## Work instruction
Each entry below is to be duplicated verbatim.

Start of Supplied data

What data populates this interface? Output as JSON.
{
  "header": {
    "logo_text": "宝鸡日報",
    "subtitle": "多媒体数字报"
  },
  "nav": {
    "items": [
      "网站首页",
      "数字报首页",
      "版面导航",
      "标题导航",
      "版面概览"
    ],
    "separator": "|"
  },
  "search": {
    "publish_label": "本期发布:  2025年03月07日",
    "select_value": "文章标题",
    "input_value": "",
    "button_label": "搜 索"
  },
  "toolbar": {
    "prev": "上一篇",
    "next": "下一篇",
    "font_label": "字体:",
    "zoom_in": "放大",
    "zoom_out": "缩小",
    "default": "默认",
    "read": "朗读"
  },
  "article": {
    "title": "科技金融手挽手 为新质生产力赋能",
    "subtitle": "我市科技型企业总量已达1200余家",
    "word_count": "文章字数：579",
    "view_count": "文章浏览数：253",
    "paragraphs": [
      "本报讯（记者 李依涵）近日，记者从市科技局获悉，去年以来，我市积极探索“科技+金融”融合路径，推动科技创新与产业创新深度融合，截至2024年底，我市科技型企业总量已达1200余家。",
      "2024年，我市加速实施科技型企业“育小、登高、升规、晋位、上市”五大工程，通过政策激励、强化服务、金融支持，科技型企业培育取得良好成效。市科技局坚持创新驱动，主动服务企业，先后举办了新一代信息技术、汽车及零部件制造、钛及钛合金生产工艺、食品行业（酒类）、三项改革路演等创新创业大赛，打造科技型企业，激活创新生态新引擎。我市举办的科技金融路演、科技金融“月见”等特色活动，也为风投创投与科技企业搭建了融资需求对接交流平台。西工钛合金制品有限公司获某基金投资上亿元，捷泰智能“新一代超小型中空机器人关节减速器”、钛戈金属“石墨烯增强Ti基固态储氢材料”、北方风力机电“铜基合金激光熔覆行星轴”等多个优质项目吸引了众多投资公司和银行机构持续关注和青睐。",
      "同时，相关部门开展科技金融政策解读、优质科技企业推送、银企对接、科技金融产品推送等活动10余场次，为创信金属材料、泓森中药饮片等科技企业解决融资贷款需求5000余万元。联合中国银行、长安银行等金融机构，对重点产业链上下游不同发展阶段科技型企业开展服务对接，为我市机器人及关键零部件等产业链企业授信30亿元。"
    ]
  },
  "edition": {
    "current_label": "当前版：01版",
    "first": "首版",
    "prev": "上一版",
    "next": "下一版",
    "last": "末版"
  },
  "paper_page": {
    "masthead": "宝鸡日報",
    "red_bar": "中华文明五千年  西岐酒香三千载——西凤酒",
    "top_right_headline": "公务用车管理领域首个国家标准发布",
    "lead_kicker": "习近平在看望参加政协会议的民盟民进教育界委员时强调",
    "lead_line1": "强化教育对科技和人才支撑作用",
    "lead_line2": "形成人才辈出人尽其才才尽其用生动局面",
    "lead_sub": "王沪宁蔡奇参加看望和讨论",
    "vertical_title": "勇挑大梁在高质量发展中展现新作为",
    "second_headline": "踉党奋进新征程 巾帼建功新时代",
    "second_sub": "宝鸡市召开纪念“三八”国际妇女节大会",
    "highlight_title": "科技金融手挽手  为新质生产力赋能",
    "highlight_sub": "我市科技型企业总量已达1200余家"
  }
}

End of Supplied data

## Finished task
What data populates this interface? Output as JSON.
{
  "header": {
    "logo_text": "宝鸡日報",
    "subtitle": "多媒体数字报"
  },
  "nav": {
    "items": [
      "网站首页",
      "数字报首页",
      "版面导航",
      "标题导航",
      "版面概览"
    ],
    "separator": "|"
  },
  "search": {
    "publish_label": "本期发布:  2025年03月07日",
    "select_value": "文章标题",
    "input_value": "",
    "button_label": "搜 索"
  },
  "toolbar": {
    "prev": "上一篇",
    "next": "下一篇",
    "font_label": "字体:",
    "zoom_in": "放大",
    "zoom_out": "缩小",
    "default": "默认",
    "read": "朗读"
  },
  "article": {
    "title": "科技金融手挽手 为新质生产力赋能",
    "subtitle": "我市科技型企业总量已达1200余家",
    "word_count": "文章字数：579",
    "view_count": "文章浏览数：253",
    "paragraphs": [
      "本报讯（记者 李依涵）近日，记者从市科技局获悉，去年以来，我市积极探索“科技+金融”融合路径，推动科技创新与产业创新深度融合，截至2024年底，我市科技型企业总量已达1200余家。",
      "2024年，我市加速实施科技型企业“育小、登高、升规、晋位、上市”五大工程，通过政策激励、强化服务、金融支持，科技型企业培育取得良好成效。市科技局坚持创新驱动，主动服务企业，先后举办了新一代信息技术、汽车及零部件制造、钛及钛合金生产工艺、食品行业（酒类）、三项改革路演等创新创业大赛，打造科技型企业，激活创新生态新引擎。我市举办的科技金融路演、科技金融“月见”等特色活动，也为风投创投与科技企业搭建了融资需求对接交流平台。西工钛合金制品有限公司获某基金投资上亿元，捷泰智能“新一代超小型中空机器人关节减速器”、钛戈金属“石墨烯增强Ti基固态储氢材料”、北方风力机电“铜基合金激光熔覆行星轴”等多个优质项目吸引了众多投资公司和银行机构持续关注和青睐。",
      "同时，相关部门开展科技金融政策解读、优质科技企业推送、银企对接、科技金融产品推送等活动10余场次，为创信金属材料、泓森中药饮片等科技企业解决融资贷款需求5000余万元。联合中国银行、长安银行等金融机构，对重点产业链上下游不同发展阶段科技型企业开展服务对接，为我市机器人及关键零部件等产业链企业授信30亿元。"
    ]
  },
  "edition": {
    "current_label": "当前版：01版",
    "first": "首版",
    "prev": "上一版",
    "next": "下一版",
    "last": "末版"
  },
  "paper_page": {
    "masthead": "宝鸡日報",
    "red_bar": "中华文明五千年  西岐酒香三千载——西凤酒",
    "top_right_headline": "公务用车管理领域首个国家标准发布",
    "lead_kicker": "习近平在看望参加政协会议的民盟民进教育界委员时强调",
    "lead_line1": "强化教育对科技和人才支撑作用",
    "lead_line2": "形成人才辈出人尽其才才尽其用生动局面",
    "lead_sub": "王沪宁蔡奇参加看望和讨论",
    "vertical_title": "勇挑大梁在高质量发展中展现新作为",
    "second_headline": "踉党奋进新征程 巾帼建功新时代",
    "second_sub": "宝鸡市召开纪念“三八”国际妇女节大会",
    "highlight_title": "科技金融手挽手  为新质生产力赋能",
    "highlight_sub": "我市科技型企业总量已达1200余家"
  }
}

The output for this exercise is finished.